For starting simple and keeping costs down, a USB mic makes sense. However, be aware that there are 2 key weakness to plugging a mic directly into your computer via USB:
USB electronic noise in the analog mic
No opportunity to run the mic through a mixer and amp, which can really improve the sound quality
You may address those in part via computer software (called "post-processing"), but that takes more work, and digital adjustments distort the sound, adding unpleasant artifacts. To the extent possible, keep your post processing to a minimum by starting with a good clean recording.
Physical setup of AT2005 USB connection is the easiest of all the hardware options
Put the windscreen over the ball of the AT2005.
Plug the USB cord into the USB port on the bottom/back of the microphone and into an available USB port on your computer. That's it!
If you want to use the included mic-stand, set the microphone in the stand. Note that if you place the mic stand on your desk, that's probably too far from your mouth for good sound - in amplifying that to be loud enough, you'll also need to amplify a lot of noise. Always try to be within a few inches of the mic, typically no more than 8", and preferably 2-4" (too close and you may get plosives without a pop shield). Also, you want to be sure you avoid noises from shifting your hand as you hold it or touching the table or desk on which it's sitting. It will pick up any such noises and those will ruin your recording. A microphone boom arm and shock mount serve to isolate the mic from these noises and will do much better than the included stand. See Optional Upgrades.

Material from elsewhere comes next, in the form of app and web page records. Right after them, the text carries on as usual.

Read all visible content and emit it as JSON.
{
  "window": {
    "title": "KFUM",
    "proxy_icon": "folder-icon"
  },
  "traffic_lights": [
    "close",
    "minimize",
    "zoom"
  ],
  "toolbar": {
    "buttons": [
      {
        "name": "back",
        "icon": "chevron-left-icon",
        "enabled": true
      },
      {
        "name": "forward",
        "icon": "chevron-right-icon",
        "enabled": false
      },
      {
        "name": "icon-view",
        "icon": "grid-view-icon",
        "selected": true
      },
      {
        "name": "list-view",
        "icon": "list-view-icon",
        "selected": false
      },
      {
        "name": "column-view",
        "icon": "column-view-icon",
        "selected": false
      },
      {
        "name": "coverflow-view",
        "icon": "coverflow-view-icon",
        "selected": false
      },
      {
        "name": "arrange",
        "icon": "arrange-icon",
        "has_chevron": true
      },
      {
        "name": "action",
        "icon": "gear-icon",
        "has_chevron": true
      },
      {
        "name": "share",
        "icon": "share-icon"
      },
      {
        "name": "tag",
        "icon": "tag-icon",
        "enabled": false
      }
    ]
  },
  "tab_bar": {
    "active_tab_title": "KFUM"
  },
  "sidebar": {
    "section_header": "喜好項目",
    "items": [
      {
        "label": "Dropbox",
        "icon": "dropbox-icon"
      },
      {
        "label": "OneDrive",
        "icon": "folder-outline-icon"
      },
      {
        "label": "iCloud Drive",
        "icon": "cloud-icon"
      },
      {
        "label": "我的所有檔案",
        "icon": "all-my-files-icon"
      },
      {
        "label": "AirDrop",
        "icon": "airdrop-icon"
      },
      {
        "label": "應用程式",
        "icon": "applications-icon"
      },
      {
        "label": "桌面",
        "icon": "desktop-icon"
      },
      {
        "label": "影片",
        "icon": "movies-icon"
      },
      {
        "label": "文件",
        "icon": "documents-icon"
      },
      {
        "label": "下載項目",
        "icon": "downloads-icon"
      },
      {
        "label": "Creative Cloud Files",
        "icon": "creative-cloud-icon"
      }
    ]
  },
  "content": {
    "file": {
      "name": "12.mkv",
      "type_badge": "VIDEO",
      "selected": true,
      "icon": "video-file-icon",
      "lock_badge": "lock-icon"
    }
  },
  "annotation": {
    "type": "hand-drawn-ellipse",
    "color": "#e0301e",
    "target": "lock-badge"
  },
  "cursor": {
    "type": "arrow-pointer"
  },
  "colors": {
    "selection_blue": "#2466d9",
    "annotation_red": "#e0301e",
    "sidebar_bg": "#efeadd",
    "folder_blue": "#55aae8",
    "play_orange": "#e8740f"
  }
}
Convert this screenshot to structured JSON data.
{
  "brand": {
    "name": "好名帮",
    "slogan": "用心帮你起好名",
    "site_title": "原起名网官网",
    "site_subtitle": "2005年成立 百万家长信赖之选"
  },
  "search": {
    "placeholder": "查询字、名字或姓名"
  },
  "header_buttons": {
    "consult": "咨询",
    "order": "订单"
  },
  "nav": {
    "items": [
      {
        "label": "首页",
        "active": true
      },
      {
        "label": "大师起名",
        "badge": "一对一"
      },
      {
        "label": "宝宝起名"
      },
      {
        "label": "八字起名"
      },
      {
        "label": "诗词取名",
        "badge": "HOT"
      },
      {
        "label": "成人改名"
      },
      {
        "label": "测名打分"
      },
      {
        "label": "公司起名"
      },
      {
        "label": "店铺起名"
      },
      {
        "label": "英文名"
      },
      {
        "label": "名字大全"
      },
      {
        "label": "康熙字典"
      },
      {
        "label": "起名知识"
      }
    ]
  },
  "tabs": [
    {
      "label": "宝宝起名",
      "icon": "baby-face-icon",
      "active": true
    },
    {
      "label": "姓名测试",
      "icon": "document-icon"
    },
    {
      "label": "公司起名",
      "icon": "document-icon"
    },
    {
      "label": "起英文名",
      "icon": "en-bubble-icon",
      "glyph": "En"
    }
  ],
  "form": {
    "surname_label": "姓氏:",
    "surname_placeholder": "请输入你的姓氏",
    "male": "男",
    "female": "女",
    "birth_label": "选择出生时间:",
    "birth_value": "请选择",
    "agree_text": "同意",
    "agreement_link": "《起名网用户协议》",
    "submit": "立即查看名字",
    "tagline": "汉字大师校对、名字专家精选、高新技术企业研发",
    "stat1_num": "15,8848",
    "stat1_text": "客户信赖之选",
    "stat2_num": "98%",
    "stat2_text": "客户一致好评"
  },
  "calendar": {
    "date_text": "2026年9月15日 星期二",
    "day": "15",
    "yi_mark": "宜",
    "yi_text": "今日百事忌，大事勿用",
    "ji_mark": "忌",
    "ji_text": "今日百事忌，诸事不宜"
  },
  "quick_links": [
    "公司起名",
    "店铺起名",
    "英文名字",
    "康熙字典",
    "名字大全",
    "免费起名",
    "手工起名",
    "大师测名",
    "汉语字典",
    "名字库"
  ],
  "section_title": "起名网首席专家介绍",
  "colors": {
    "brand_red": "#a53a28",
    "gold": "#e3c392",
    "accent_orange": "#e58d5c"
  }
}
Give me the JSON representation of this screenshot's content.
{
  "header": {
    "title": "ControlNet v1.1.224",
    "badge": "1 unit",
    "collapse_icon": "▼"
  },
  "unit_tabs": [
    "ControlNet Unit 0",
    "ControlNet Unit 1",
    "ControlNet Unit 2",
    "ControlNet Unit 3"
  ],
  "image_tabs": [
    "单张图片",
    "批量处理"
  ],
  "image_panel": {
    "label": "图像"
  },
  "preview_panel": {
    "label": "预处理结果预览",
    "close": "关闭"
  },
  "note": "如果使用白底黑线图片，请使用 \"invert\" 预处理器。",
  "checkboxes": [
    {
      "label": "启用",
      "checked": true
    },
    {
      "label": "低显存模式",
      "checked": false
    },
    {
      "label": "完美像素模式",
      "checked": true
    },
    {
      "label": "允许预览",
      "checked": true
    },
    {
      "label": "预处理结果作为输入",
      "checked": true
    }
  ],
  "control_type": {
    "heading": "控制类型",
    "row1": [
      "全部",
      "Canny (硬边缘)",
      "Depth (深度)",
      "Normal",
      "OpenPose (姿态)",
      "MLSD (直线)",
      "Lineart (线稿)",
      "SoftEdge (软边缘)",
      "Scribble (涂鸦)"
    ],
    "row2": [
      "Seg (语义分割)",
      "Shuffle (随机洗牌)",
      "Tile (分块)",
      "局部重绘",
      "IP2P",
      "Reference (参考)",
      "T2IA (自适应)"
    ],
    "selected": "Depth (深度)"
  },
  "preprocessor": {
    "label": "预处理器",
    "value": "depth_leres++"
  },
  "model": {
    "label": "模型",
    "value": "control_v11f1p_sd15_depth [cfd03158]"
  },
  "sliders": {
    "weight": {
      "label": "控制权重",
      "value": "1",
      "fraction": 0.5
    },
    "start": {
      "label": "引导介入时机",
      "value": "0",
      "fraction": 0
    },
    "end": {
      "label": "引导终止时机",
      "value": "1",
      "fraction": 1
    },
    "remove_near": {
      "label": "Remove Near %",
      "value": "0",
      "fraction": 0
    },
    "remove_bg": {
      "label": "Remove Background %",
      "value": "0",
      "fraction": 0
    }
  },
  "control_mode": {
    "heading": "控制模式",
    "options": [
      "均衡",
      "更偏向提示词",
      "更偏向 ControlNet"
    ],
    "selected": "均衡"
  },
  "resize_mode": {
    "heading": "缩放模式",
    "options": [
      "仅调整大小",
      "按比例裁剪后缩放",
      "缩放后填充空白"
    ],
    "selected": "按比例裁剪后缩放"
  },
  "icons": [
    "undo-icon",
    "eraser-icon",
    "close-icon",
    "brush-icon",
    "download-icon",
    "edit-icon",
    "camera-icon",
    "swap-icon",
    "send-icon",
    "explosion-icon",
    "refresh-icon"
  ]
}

If using a headset to monitor audio, plug into the port on the bottom/back of the mic.
When speaking, point the top of the mic toward your mouth. If you need to reduce plosives, position the mic a little bit off to the side and pointed more to the corner of your mouth. Don't talk to the sides of the mic. As a cardioid microphone, the microphone picks up sound best from one direction, in the case of the AT2005, that's from the top.